▶ _Task details_
Wherever the string "ΜΕΡΚΑΤΟΡΙΚΗ" turns up in the data, copy the whole line.

=== Provided data ===

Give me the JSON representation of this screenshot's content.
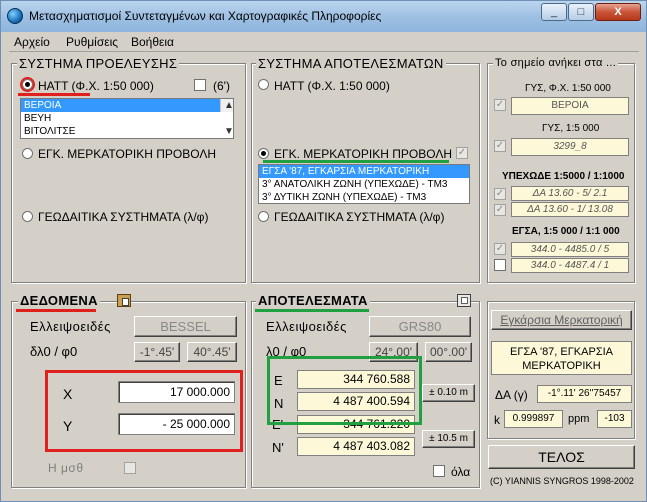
{
  "window": {
    "title": "Μετασχηματισμοί Συντεταγμένων και Χαρτογραφικές Πληροφορίες",
    "minimize": "_",
    "maximize": "□",
    "close": "X"
  },
  "menu": [
    "Αρχείο",
    "Ρυθμίσεις",
    "Βοήθεια"
  ],
  "source": {
    "title": "ΣΥΣΤΗΜΑ ΠΡΟΕΛΕΥΣΗΣ",
    "hatt_label": "ΗΑΤΤ (Φ.Χ. 1:50 000)",
    "six_label": "(6')",
    "sheets": [
      "ΒΕΡΟΙΑ",
      "ΒΕΥΗ",
      "ΒΙΤΟΛΙΤΣΕ"
    ],
    "tm_label": "ΕΓΚ. ΜΕΡΚΑΤΟΡΙΚΗ ΠΡΟΒΟΛΗ",
    "geo_label": "ΓΕΩΔΑΙΤΙΚΑ ΣΥΣΤΗΜΑΤΑ (λ/φ)"
  },
  "results_system": {
    "title": "ΣΥΣΤΗΜΑ ΑΠΟΤΕΛΕΣΜΑΤΩΝ",
    "hatt_label": "ΗΑΤΤ (Φ.Χ. 1:50 000)",
    "tm_label": "ΕΓΚ. ΜΕΡΚΑΤΟΡΙΚΗ ΠΡΟΒΟΛΗ",
    "tm_options": [
      "ΕΓΣΑ '87, ΕΓΚΑΡΣΙΑ ΜΕΡΚΑΤΟΡΙΚΗ",
      "3° ΑΝΑΤΟΛΙΚΗ ΖΩΝΗ (ΥΠΕΧΩΔΕ) - ΤΜ3",
      "3° ΔΥΤΙΚΗ ΖΩΝΗ (ΥΠΕΧΩΔΕ) - ΤΜ3"
    ],
    "geo_label": "ΓΕΩΔΑΙΤΙΚΑ ΣΥΣΤΗΜΑΤΑ (λ/φ)"
  },
  "belongs": {
    "title": "Το σημείο ανήκει στα ...",
    "gys50_label": "ΓΥΣ, Φ.Χ. 1:50 000",
    "gys50_value": "ΒΕΡΟΙΑ",
    "gys5_label": "ΓΥΣ,  1:5 000",
    "gys5_value": "3299_8",
    "ypexode_label": "ΥΠΕΧΩΔΕ 1:5000 / 1:1000",
    "ypexode_values": [
      "ΔΑ 13.60 - 5/ 2.1",
      "ΔΑ 13.60 - 1/ 13.08"
    ],
    "egsa_label": "ΕΓΣΑ, 1:5 000 / 1:1 000",
    "egsa_values": [
      "344.0 - 4485.0 / 5",
      "344.0 - 4487.4 / 1"
    ]
  },
  "data": {
    "title": "ΔΕΔΟΜΕΝΑ",
    "ellipsoid_label": "Ελλειψοειδές",
    "ellipsoid": "BESSEL",
    "dl_label": "δλ0 / φ0",
    "dl": "-1°.45'",
    "phi": "40°.45'",
    "x_label": "X",
    "x": "17 000.000",
    "y_label": "Y",
    "y": "- 25 000.000",
    "h_label": "Η μσθ"
  },
  "results": {
    "title": "ΑΠΟΤΕΛΕΣΜΑΤΑ",
    "ellipsoid_label": "Ελλειψοειδές",
    "ellipsoid": "GRS80",
    "l_label": "λ0 / φ0",
    "l": "24°.00'",
    "phi": "00°.00'",
    "e_label": "E",
    "e": "344 760.588",
    "n_label": "N",
    "n": "4 487 400.594",
    "e2_label": "E'",
    "e2": "344 761.220",
    "n2_label": "N'",
    "n2": "4 487 403.082",
    "acc1": "± 0.10 m",
    "acc2": "± 10.5 m",
    "all_label": "όλα"
  },
  "tm_panel": {
    "button": "Εγκάρσια Μερκατορική",
    "projection": "ΕΓΣΑ '87, ΕΓΚΑΡΣΙΑ ΜΕΡΚΑΤΟΡΙΚΗ",
    "dg_label": "ΔΑ (γ)",
    "dg": "-1°.11' 26''75457",
    "k_label": "k",
    "k": "0.999897",
    "ppm_label": "ppm",
    "ppm": "-103",
    "exit": "ΤΕΛΟΣ",
    "copyright": "(C) YIANNIS SYNGROS 1998-2002"
  }
}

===

▶ _Problem solution_
    "tm_label": "ΕΓΚ. ΜΕΡΚΑΤΟΡΙΚΗ ΠΡΟΒΟΛΗ",
    "tm_label": "ΕΓΚ. ΜΕΡΚΑΤΟΡΙΚΗ ΠΡΟΒΟΛΗ",
      "ΕΓΣΑ '87, ΕΓΚΑΡΣΙΑ ΜΕΡΚΑΤΟΡΙΚΗ",
    "projection": "ΕΓΣΑ '87, ΕΓΚΑΡΣΙΑ ΜΕΡΚΑΤΟΡΙΚΗ",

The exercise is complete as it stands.